*** Records provided ***

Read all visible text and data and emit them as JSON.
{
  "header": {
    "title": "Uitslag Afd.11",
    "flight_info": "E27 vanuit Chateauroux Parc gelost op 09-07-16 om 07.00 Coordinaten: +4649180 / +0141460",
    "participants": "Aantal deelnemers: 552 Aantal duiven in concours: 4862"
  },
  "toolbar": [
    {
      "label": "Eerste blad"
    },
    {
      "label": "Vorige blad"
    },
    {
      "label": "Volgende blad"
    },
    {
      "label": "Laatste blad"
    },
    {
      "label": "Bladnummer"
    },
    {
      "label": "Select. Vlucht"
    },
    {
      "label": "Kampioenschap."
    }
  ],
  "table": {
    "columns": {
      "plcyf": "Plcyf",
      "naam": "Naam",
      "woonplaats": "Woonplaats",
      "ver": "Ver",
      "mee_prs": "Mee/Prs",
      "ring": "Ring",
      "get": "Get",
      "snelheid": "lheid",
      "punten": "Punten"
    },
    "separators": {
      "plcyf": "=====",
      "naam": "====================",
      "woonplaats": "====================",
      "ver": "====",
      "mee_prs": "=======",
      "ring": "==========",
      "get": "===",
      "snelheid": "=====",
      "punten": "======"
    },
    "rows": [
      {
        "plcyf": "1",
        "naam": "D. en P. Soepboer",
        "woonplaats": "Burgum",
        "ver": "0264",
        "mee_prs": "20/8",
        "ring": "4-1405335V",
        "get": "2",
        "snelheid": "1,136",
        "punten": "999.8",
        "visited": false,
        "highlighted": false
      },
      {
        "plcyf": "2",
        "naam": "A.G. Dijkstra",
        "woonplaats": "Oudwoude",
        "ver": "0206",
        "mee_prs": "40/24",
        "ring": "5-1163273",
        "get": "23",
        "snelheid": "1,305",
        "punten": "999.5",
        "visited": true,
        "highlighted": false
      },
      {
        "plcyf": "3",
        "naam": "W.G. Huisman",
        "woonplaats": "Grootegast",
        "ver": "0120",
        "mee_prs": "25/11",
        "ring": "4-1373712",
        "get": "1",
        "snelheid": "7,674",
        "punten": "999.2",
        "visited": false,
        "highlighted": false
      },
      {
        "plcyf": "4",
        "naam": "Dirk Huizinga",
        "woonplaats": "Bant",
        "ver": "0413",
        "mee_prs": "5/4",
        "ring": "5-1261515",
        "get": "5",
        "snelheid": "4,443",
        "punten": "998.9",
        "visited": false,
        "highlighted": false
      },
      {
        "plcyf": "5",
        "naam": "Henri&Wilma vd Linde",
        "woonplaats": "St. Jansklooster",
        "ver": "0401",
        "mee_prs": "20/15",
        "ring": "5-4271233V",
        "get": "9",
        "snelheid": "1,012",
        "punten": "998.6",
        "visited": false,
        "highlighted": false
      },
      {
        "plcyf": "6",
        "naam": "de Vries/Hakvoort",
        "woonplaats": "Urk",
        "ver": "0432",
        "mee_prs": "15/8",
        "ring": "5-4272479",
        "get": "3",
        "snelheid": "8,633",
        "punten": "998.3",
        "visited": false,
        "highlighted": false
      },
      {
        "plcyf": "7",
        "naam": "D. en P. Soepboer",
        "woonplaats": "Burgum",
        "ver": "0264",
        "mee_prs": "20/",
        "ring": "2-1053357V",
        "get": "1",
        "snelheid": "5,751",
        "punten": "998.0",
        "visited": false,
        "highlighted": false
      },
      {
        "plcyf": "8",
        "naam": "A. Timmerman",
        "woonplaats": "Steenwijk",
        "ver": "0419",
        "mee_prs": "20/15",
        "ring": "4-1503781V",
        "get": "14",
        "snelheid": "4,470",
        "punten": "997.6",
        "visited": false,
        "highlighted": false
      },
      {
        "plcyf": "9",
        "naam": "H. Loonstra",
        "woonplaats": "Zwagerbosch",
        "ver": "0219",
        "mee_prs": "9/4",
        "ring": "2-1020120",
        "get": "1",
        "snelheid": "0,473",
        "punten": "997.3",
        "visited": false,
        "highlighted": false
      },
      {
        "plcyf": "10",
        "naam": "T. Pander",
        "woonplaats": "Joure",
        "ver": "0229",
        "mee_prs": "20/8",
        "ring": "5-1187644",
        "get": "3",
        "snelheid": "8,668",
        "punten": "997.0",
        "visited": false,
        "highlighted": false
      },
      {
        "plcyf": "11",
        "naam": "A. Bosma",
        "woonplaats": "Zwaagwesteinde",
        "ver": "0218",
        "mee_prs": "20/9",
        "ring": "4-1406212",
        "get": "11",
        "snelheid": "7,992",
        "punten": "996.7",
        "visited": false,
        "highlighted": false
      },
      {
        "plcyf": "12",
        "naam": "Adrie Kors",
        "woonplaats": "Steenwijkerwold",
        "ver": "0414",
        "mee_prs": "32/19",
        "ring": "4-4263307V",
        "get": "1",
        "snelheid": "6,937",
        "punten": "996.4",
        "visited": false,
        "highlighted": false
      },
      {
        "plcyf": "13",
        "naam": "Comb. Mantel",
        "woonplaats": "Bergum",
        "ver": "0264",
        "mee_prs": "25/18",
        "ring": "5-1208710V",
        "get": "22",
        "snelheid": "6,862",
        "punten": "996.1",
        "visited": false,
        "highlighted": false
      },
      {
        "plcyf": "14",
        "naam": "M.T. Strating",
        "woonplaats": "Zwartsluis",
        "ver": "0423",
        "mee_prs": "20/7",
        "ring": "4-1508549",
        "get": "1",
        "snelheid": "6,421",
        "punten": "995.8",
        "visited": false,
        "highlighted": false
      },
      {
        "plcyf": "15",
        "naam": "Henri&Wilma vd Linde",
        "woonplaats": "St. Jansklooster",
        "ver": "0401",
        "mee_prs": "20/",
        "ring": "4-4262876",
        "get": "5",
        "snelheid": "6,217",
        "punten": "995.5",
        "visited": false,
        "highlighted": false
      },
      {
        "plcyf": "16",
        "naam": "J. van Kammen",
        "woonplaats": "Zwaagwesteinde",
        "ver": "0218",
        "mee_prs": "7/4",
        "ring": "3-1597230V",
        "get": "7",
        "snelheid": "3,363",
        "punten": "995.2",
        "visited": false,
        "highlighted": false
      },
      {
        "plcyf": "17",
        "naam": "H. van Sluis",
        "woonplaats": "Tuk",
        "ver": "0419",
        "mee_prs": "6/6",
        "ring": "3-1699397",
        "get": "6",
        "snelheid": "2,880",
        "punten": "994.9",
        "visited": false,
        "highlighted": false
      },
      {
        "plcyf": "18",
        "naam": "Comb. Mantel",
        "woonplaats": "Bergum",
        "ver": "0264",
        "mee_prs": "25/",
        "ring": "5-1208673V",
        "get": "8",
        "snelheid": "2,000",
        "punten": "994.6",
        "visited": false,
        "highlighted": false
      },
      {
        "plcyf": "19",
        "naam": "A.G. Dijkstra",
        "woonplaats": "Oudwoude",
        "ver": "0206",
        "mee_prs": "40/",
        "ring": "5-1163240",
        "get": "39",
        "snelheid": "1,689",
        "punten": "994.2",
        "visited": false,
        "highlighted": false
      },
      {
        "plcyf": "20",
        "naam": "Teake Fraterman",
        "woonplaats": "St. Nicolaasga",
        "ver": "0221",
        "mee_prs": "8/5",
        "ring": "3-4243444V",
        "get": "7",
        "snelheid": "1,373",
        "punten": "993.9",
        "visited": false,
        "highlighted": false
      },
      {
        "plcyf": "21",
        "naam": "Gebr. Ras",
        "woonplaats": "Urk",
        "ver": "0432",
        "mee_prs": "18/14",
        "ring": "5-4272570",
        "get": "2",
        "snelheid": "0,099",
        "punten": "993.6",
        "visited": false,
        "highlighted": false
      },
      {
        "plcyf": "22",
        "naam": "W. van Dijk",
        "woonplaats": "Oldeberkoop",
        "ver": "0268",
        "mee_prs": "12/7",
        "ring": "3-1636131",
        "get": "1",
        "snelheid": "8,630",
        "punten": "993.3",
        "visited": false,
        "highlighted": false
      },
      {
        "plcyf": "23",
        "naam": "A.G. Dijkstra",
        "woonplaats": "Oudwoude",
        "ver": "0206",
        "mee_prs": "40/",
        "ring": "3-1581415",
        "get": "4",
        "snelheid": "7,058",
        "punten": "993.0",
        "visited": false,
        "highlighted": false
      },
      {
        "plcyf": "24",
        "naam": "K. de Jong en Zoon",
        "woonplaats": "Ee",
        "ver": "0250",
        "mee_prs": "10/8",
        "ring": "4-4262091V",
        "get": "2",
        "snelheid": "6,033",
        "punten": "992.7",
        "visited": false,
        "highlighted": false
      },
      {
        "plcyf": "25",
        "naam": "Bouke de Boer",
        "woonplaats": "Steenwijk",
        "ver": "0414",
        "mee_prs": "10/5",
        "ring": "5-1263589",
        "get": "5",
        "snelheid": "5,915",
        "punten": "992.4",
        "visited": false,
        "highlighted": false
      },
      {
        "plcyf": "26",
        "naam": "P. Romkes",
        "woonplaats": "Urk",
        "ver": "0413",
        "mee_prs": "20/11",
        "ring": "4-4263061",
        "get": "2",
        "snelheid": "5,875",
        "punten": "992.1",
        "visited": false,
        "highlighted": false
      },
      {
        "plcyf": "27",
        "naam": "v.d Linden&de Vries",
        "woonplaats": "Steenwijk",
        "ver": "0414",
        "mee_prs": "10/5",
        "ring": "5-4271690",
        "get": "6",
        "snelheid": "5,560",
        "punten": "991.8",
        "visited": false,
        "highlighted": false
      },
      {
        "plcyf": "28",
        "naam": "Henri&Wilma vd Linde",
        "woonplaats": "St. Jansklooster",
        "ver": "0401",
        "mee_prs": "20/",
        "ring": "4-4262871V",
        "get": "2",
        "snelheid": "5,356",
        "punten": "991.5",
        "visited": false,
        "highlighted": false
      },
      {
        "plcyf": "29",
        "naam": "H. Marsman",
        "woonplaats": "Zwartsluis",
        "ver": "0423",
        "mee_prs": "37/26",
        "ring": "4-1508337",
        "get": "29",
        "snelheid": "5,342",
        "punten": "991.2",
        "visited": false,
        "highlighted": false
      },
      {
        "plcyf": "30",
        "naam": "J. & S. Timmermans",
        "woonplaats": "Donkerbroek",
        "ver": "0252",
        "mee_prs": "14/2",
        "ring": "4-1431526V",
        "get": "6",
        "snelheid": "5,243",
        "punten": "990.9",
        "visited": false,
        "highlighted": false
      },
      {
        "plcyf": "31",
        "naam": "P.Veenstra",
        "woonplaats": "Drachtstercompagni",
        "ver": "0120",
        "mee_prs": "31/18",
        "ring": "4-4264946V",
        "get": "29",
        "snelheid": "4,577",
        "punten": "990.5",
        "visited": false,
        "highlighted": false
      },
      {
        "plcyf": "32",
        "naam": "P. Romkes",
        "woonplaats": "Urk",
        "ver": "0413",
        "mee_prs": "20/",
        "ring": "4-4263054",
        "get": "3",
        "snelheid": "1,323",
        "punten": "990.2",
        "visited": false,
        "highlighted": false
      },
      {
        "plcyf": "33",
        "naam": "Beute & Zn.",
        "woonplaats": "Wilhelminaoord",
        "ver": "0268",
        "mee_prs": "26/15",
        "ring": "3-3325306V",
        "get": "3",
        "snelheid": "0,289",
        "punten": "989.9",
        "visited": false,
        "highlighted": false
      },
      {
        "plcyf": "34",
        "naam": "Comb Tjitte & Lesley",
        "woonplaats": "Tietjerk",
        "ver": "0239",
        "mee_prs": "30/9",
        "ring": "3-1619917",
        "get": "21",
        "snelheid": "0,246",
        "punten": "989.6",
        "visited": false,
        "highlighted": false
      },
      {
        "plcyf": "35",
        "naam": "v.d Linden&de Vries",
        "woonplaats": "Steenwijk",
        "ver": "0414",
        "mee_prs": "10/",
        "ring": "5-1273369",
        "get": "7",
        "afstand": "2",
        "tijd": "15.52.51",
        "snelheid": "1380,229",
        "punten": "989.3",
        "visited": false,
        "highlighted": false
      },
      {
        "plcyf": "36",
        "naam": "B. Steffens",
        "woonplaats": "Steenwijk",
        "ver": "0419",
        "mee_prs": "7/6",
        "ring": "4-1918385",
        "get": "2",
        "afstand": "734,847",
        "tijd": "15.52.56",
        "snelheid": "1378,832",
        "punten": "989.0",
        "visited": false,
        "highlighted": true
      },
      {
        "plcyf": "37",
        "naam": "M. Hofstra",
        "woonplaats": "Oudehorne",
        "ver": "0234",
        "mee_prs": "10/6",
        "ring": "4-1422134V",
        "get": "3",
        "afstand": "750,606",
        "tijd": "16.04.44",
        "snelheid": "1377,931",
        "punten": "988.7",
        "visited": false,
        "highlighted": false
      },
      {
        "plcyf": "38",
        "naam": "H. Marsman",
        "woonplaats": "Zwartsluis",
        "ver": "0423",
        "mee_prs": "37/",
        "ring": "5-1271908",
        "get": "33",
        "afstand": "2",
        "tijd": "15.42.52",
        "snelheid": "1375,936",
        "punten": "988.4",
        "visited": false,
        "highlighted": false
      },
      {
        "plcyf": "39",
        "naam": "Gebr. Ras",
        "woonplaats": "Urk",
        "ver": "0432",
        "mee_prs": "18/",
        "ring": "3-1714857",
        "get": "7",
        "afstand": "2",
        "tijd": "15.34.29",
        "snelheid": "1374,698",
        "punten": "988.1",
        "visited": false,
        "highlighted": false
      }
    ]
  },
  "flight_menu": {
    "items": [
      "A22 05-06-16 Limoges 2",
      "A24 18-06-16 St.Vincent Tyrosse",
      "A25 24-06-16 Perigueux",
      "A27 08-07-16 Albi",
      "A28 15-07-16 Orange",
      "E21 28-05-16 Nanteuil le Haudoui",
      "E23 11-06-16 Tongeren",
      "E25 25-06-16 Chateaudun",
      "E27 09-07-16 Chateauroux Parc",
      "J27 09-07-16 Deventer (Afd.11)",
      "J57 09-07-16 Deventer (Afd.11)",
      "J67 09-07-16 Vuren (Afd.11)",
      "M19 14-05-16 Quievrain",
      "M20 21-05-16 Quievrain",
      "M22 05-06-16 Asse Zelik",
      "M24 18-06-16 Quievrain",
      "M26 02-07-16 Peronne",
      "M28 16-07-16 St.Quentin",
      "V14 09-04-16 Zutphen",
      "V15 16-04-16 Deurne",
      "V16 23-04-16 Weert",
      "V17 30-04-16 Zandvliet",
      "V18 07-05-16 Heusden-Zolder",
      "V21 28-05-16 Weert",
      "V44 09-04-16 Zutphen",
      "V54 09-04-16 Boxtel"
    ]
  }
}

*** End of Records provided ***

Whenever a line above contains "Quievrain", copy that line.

(Written reply)
      "M19 14-05-16 Quievrain",
      "M20 21-05-16 Quievrain",
      "M24 18-06-16 Quievrain",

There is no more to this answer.